Playing Mississippi-influenced blues swing music for people living north of the Arctic Circle was an epic experience for the Central Alberta duo Blue Moon Marquee.
Red Deer-raised musician Jasmine Colette lugged her large upright bass north into -50C temperatures last winter, in the company of her guitarist partner A.W. (Alexander Wesley) Cardinal, of Rocky Mountain House.
Their homegrown Blue Moon Marquee group plays on Thursday at Fratters Speakeasy in Red Deer. But in January the duo flew nearly to the top of Yukon Territory into the tiny community of Old Crow — the most remote place on their tour of northern house concerts, arranged by Winnipeg company Home Routes.
Since Old Crow is inaccessible by road, the musicians had to fly in from Dawson City, Colette recalled. “First we had to fly to Inuvik. Then we flew over all this ice and snow and the Beaufort (Sea) delta, then there was nothing, nothing, nothing for so long, then we finally saw this tiny gathering of log houses. …”
When the small plane touched down on an icy airstrip, the musicians were met by a welcoming delegation on snowmobiles and dog sleds.
Old Crow is made up of some 260-some aboriginal residents called Gwich’in (People of the Caribou), who still hunt and live a largely traditional lifestyle, said Colette. “They eat caribou and fish and wear parkas made of fur.”
Some Old Crow residents had never seen an upright bass before, or heard blues swing music. Colette acknowledged, “It was a little strange for some of them. … They listened to us for a little while, then thought, OK, this is interesting, but I’m going to go back to my shack now — while others got really into it.”
She was particularly taken with the curious children of the community, who were fascinated by her instrument and how it’s played.
The two Central Alberta musicians ended up jamming on some jigging tunes with local fiddlers, and Colette was even persuaded to enter a jig contest. “I got second place,” she recalled with a laugh.
“The people up there are so tough and hardy and strong, and the landscape is incredible.”
Dawson City was one of the more populated spots where Blue Moon Marquee performed. While in that historic frontier town, the musicians went to the fabled Sourdough Saloon and drank a cocktail containing a real dehydrated human appendage. “We did the toe!” said Colette.
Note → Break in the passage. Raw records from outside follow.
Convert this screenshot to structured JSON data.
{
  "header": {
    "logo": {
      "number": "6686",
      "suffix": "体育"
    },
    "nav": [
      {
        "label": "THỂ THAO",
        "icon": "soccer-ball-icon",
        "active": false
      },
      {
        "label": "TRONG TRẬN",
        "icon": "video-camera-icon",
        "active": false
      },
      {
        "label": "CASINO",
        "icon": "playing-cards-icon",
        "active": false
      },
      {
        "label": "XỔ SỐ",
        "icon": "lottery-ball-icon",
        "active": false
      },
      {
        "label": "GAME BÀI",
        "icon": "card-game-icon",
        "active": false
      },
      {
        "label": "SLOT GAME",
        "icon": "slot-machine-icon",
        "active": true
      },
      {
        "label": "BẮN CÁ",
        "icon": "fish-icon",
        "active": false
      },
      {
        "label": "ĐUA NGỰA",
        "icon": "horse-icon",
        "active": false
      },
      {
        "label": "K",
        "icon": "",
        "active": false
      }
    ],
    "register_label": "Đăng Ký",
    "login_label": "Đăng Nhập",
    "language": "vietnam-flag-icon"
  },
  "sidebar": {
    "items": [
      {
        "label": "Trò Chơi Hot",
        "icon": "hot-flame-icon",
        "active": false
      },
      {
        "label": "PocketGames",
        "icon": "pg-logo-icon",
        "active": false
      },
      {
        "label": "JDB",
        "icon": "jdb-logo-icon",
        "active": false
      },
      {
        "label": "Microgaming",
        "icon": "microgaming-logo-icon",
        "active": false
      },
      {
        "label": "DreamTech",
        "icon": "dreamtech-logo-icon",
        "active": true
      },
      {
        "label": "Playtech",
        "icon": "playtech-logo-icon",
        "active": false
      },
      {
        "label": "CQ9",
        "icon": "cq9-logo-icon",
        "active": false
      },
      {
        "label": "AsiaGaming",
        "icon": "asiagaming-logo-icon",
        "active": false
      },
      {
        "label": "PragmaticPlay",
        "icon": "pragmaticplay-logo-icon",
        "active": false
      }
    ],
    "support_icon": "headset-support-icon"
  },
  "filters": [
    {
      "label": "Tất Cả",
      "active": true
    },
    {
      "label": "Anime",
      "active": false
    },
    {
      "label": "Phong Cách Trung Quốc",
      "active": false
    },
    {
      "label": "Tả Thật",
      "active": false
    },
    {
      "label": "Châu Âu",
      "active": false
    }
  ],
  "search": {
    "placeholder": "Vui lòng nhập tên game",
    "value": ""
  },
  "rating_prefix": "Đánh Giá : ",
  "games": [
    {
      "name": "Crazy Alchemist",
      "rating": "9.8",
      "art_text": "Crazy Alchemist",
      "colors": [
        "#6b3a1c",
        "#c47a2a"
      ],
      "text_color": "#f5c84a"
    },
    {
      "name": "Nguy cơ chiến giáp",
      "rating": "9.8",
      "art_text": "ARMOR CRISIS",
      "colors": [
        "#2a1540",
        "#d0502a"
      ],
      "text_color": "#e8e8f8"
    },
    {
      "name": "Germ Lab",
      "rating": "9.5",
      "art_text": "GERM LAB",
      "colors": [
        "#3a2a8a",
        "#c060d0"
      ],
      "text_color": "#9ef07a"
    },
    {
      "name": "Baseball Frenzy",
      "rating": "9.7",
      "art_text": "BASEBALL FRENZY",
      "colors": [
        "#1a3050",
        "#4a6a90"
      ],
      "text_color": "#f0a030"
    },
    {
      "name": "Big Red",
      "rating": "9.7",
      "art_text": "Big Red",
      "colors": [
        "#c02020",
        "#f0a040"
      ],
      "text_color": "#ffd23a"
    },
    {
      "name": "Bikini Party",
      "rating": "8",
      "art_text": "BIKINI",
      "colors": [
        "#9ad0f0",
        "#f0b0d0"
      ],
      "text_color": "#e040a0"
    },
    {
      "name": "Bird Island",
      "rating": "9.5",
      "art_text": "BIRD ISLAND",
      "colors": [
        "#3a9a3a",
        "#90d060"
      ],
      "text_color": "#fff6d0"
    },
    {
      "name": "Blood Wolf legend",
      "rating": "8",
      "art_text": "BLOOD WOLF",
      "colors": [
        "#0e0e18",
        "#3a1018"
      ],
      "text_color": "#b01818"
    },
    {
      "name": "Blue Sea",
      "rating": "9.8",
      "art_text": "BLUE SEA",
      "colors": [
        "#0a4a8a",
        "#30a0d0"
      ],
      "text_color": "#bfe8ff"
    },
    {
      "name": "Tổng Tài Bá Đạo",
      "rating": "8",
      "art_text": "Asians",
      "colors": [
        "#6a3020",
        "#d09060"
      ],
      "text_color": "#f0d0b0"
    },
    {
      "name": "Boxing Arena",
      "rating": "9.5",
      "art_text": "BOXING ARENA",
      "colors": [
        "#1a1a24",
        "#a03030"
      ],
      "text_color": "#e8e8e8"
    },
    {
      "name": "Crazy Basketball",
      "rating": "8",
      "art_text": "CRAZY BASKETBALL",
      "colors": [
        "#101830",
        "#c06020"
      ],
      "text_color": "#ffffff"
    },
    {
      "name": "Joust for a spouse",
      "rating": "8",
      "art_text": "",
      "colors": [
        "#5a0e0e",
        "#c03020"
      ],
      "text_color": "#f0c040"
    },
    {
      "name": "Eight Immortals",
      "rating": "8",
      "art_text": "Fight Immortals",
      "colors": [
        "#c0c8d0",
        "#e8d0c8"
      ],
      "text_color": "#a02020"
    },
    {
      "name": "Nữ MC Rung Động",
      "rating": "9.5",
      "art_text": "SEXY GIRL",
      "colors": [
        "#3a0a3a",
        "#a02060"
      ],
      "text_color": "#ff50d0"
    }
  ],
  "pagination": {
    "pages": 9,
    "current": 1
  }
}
Who the floating toe once belonged to is unknown. But “it’s a fermented, black toe and a guy called The Captain keeps it in a chest, on a bed of salt, and there’s this whole ritual around it.”
Yukoners were most impressed that the two southerners had the fortitude to drive up in their small car during the winter months. “They said that everybody cops out and does it in the summer, but it’s not supposed to be easy.” The cold is part of the authentic northern experience, said Colette, who looks forward to going back sometime.
Meanwhile, she and Cardinal are planning to record a new album they hope will be out this fall to follow two 2014 releases — a full-length Lonesome Ghosts album and a online EP that was recorded live in Montreal called Last Dollar.
The two musicians met more than a decade ago when they were both playing in local punk bands in Red Deer.
They went their separate ways — Colette to play with Bill Bourne and The Bop Ensemble, and Cardinal to perform as a solo artist in Montreal and the West Coast.
The two met up again in Vancouver and Colette said their chemistry was unmistakable.
Although the musicians are now based in Duncan, B.C., she added, “We are both Alberta kids and the landscape influences us. We love driving through the Prairies.”
The Red Deer concert will be a homecoming. The duo will be joined for the second set by local musicians Morgan McKee on piano, Andrew Ludke on trombone and Robert Goodwin on drums.
Tickets are $15 for the 8:30 p.m. show. For more information, call 403-356-0033.